We conclude that there are issues of material fact which must be resolved at trial.

We answer the question in the negative, see Lyons v. Globe Newspaper Co., 415 Mass. 258, 261 at n.4 (1993), and we reverse the partial summary judgment.

So ordered.


[Note 1] By her mother and next friend, Rose Smola.

[Note 2] Michael McFadden.

[Note 3] Offensive collateral estoppel "occurs when a plaintiff seeks to prevent a defendant from litigating issues which the defendant has previously litigated unsuccessfully in an action against another party." Whitehall Co. v. Barletta, 404 Mass. 497, 501 n.s (1989).

[Note 4] Much depends on whether there are dangerous levels of lead in an owner's premises which the owner fails to remove. General Laws c. 111, s. 199, "provides for strict liability, that is, liability without proof of fault beyond the owner's noncompliance with statutory requirements for the removal of materials containing dangerous levels of lead." Bencosme v. Kokoras, 400 Mass. 40, 42 (1987). General Laws c. 111, s. 197, describes the owner's obligation to remove materials containing dangerous levels of lead, and that obligation exists whether or not the premises have been inspected pursuant to G. L. c. 111, s. 194. See id. at 42 n.4. That Bencosme refers to an earlier version of the statute is not material.

[Note 5] The plaintiff's supplemental appendix includes portions of a hospital record of the minor plaintiff. She was admitted to the Medical Center of Central Massachusetts on October 26, 1990, three days before the inspection. The discharge summary states that she was admitted "with a chief complaint of lead poisoning.... Mother noted the baby at the window with paint chips in the mouth three weeks ago." The discharge summary concludes that at the time of discharge on October 31, 1990, "[t]he patient was stable . . . her prognosis was excellent."

The appendix also includes an opinion letter dated May 9, 1994, from William G. Bithoney, M.D., of Children's Hospital in Boston, to counsel to the plaintiff. The letter concludes, in part, that "it is my impression that [the child] has suffered from severe lead poisoning during a critical period of brain growth."

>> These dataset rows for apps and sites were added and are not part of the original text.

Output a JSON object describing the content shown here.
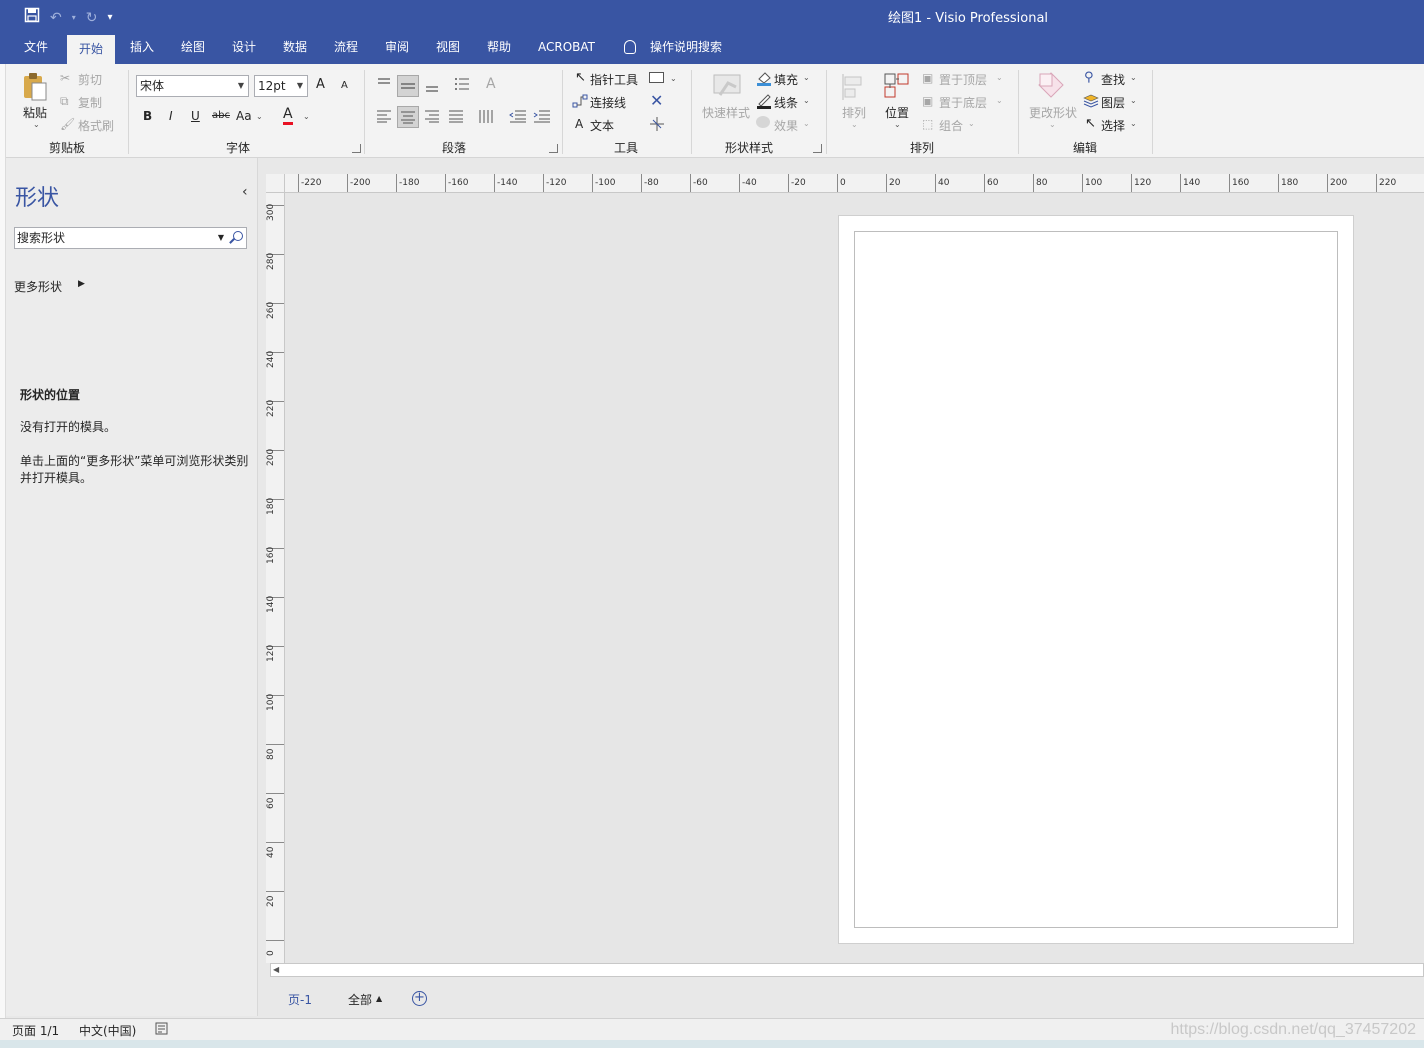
{
  "window": {
    "title": "绘图1  -  Visio Professional"
  },
  "quick_access": {
    "save_icon": "save-icon",
    "undo_icon": "undo-icon",
    "redo_icon": "redo-icon",
    "customize_icon": "customize-qat-icon"
  },
  "menu": {
    "tabs": [
      "文件",
      "开始",
      "插入",
      "绘图",
      "设计",
      "数据",
      "流程",
      "审阅",
      "视图",
      "帮助",
      "ACROBAT"
    ],
    "active": "开始",
    "tell_me": "操作说明搜索"
  },
  "ribbon": {
    "clipboard": {
      "label": "剪贴板",
      "paste": "粘贴",
      "cut": "剪切",
      "copy": "复制",
      "format_painter": "格式刷"
    },
    "font": {
      "label": "字体",
      "font_name": "宋体",
      "font_size": "12pt",
      "bold": "B",
      "italic": "I",
      "underline": "U",
      "strike": "abc",
      "case": "Aa",
      "grow": "A",
      "shrink": "A",
      "color": "A",
      "font_color": "#e81123"
    },
    "paragraph": {
      "label": "段落"
    },
    "tools": {
      "label": "工具",
      "pointer": "指针工具",
      "connector": "连接线",
      "text": "文本",
      "text_prefix": "A"
    },
    "shape_styles": {
      "label": "形状样式",
      "quick_styles": "快速样式",
      "fill": "填充",
      "line": "线条",
      "effects": "效果"
    },
    "arrange": {
      "label": "排列",
      "align": "排列",
      "position": "位置",
      "bring_front": "置于顶层",
      "send_back": "置于底层",
      "group": "组合"
    },
    "editing": {
      "label": "编辑",
      "change_shape": "更改形状",
      "find": "查找",
      "layers": "图层",
      "select": "选择"
    }
  },
  "shapes_panel": {
    "title": "形状",
    "search_placeholder": "搜索形状",
    "more_shapes": "更多形状",
    "heading": "形状的位置",
    "no_stencil": "没有打开的模具。",
    "hint": "单击上面的“更多形状”菜单可浏览形状类别并打开模具。"
  },
  "ruler": {
    "h": [
      "-220",
      "-200",
      "-180",
      "-160",
      "-140",
      "-120",
      "-100",
      "-80",
      "-60",
      "-40",
      "-20",
      "0",
      "20",
      "40",
      "60",
      "80",
      "100",
      "120",
      "140",
      "160",
      "180",
      "200",
      "220"
    ],
    "v": [
      "300",
      "280",
      "260",
      "240",
      "220",
      "200",
      "180",
      "160",
      "140",
      "120",
      "100",
      "80",
      "60",
      "40",
      "20",
      "0"
    ]
  },
  "page_tabs": {
    "page": "页-1",
    "all": "全部",
    "add_icon": "add-page-icon"
  },
  "status": {
    "page": "页面 1/1",
    "language": "中文(中国)",
    "macro_icon": "macro-recording-icon"
  },
  "watermark": "https://blog.csdn.net/qq_37457202",
  "colors": {
    "accent": "#3955a3"
  }
}
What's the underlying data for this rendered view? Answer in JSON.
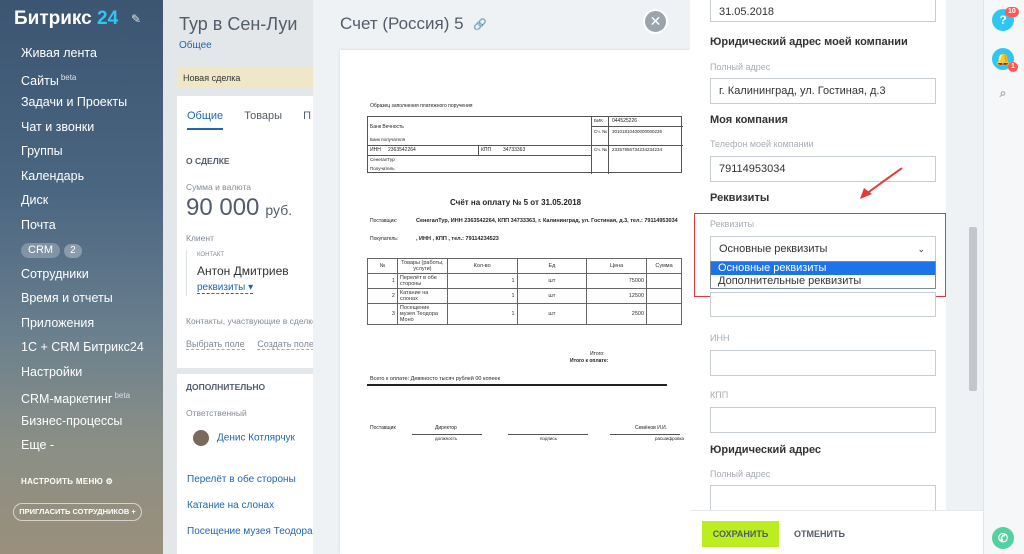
{
  "sidebar": {
    "logo_text": "Битрикс",
    "logo_num": "24",
    "items": [
      {
        "label": "Живая лента"
      },
      {
        "label": "Сайты",
        "sup": "beta"
      },
      {
        "label": "Задачи и Проекты"
      },
      {
        "label": "Чат и звонки"
      },
      {
        "label": "Группы"
      },
      {
        "label": "Календарь"
      },
      {
        "label": "Диск"
      },
      {
        "label": "Почта"
      },
      {
        "label": "CRM",
        "count": "2"
      },
      {
        "label": "Сотрудники"
      },
      {
        "label": "Время и отчеты"
      },
      {
        "label": "Приложения"
      },
      {
        "label": "1С + CRM Битрикс24"
      },
      {
        "label": "Настройки"
      },
      {
        "label": "CRM-маркетинг",
        "sup": "beta"
      },
      {
        "label": "Бизнес-процессы"
      },
      {
        "label": "Еще -"
      }
    ],
    "config_menu": "НАСТРОИТЬ МЕНЮ",
    "invite": "ПРИГЛАСИТЬ СОТРУДНИКОВ"
  },
  "deal": {
    "title": "Тур в Сен-Луи",
    "subtitle": "Общее",
    "stage": "Новая сделка",
    "tabs": [
      "Общие",
      "Товары",
      "П"
    ],
    "about_head": "О СДЕЛКЕ",
    "amount_label": "Сумма и валюта",
    "amount": "90 000",
    "currency": "руб.",
    "client_label": "Клиент",
    "contact_label": "КОНТАКТ",
    "client_name": "Антон Дмитриев",
    "client_req": "реквизиты",
    "participants": "Контакты, участвующие в сделке",
    "select_field": "Выбрать поле",
    "create_field": "Создать поле",
    "extra_head": "ДОПОЛНИТЕЛЬНО",
    "responsible_label": "Ответственный",
    "responsible": "Денис Котлярчук",
    "products": [
      "Перелёт в обе стороны",
      "Катание на слонах",
      "Посещение музея Теодора М"
    ]
  },
  "invoice": {
    "title": "Счет (Россия) 5",
    "doc": {
      "sample": "Образец заполнения платежного поручения",
      "bank": "Банк Вечность",
      "bank_recipient": "Банк получателя",
      "bik_label": "БИК",
      "bik": "044525226",
      "sch_label": "Сч. №",
      "acc1": "30101810400000000226",
      "inn_label": "ИНН",
      "inn": "2363542264",
      "kpp_label": "КПП",
      "kpp": "34733363",
      "acc2": "23357856734234234234",
      "company": "СенегалТур",
      "recipient": "Получатель",
      "heading": "Счёт на оплату № 5 от 31.05.2018",
      "supplier_label": "Поставщик:",
      "supplier": "СенегалТур, ИНН 2363542264, КПП 34733363, г. Калининград, ул. Гостиная, д.3, тел.: 79114953034",
      "buyer_label": "Покупатель:",
      "buyer": ", ИНН , КПП , тел.: 79114234523",
      "cols": [
        "№",
        "Товары (работы, услуги)",
        "Кол-во",
        "Ед",
        "Цена",
        "Сумма"
      ],
      "rows": [
        {
          "n": "1",
          "name": "Перелёт в обе стороны",
          "qty": "1",
          "unit": "шт",
          "price": "75000"
        },
        {
          "n": "2",
          "name": "Катание на слонах",
          "qty": "1",
          "unit": "шт",
          "price": "12500"
        },
        {
          "n": "3",
          "name": "Посещение музея Теодора Моно",
          "qty": "1",
          "unit": "шт",
          "price": "2500"
        }
      ],
      "total_label": "Итого:",
      "total_vat": "Итого к оплате:",
      "total_words": "Всего к оплате: Девяносто тысяч рублей 00 копеек",
      "supplier_sign": "Поставщик",
      "director": "Директор",
      "position": "должность",
      "signature": "подпись",
      "name": "Семёнов И.И.",
      "decoding": "расшифровка"
    }
  },
  "form": {
    "date_value": "31.05.2018",
    "company_address_head": "Юридический адрес моей компании",
    "full_address_label": "Полный адрес",
    "full_address_value": "г. Калининград, ул. Гостиная, д.3",
    "my_company_head": "Моя компания",
    "phone_label": "Телефон моей компании",
    "phone_value": "79114953034",
    "requisites_head": "Реквизиты",
    "requisites_label": "Реквизиты",
    "select_value": "Основные реквизиты",
    "options": [
      "Основные реквизиты",
      "Дополнительные реквизиты"
    ],
    "inn_label": "ИНН",
    "kpp_label": "КПП",
    "legal_address_head": "Юридический адрес",
    "legal_full_address_label": "Полный адрес",
    "save": "СОХРАНИТЬ",
    "cancel": "ОТМЕНИТЬ"
  },
  "right_panel": {
    "help_badge": "10",
    "bell_badge": "1"
  },
  "colors": {
    "accent": "#2067b0",
    "save_button": "#bbed21",
    "highlight": "#e53935",
    "selected_option": "#1e73e8"
  }
}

[Note 6] Issue preclusion is available in the field of administrative law, but only if there has been an adjudicatory proceeding. See Stowe v. Bologna, 415 Mass. 20, 22 (1993) ("[a] final order of an administrative agency in an adjudicatory proceeding, not appealed from and as to which the appeal period has expired, precludes relitigation of the same issues between the same parties, just as would a final judgment of a court of competent jurisdiction"). General Laws c.30A, s. 1, defines "adjudicatory proceeding" as "a proceeding before an agency in which the legal rights, duties or privileges of specifically named persons are required by constitutional right or by any provision of the General Laws to be determined after opportunity for an agency hearing" (emphasis added). It is doubtful that there was an "adjudicatory proceeding" in this case, but the point has not been argued, and for the reasons stated in the text, we need not consider the issue.

[Note 7] Offensive collateral estoppel is closely related to the evidentiary rule regarding admissions. See LePage v. Bumila, 407 Mass. 163, 167 n.4 (1990) (plaintiff's payment of a $40.00 noncriminal traffic fine cannot be considered an admission in a later civil trial, and it would be unfair to apply offensive collateral estoppel to those facts).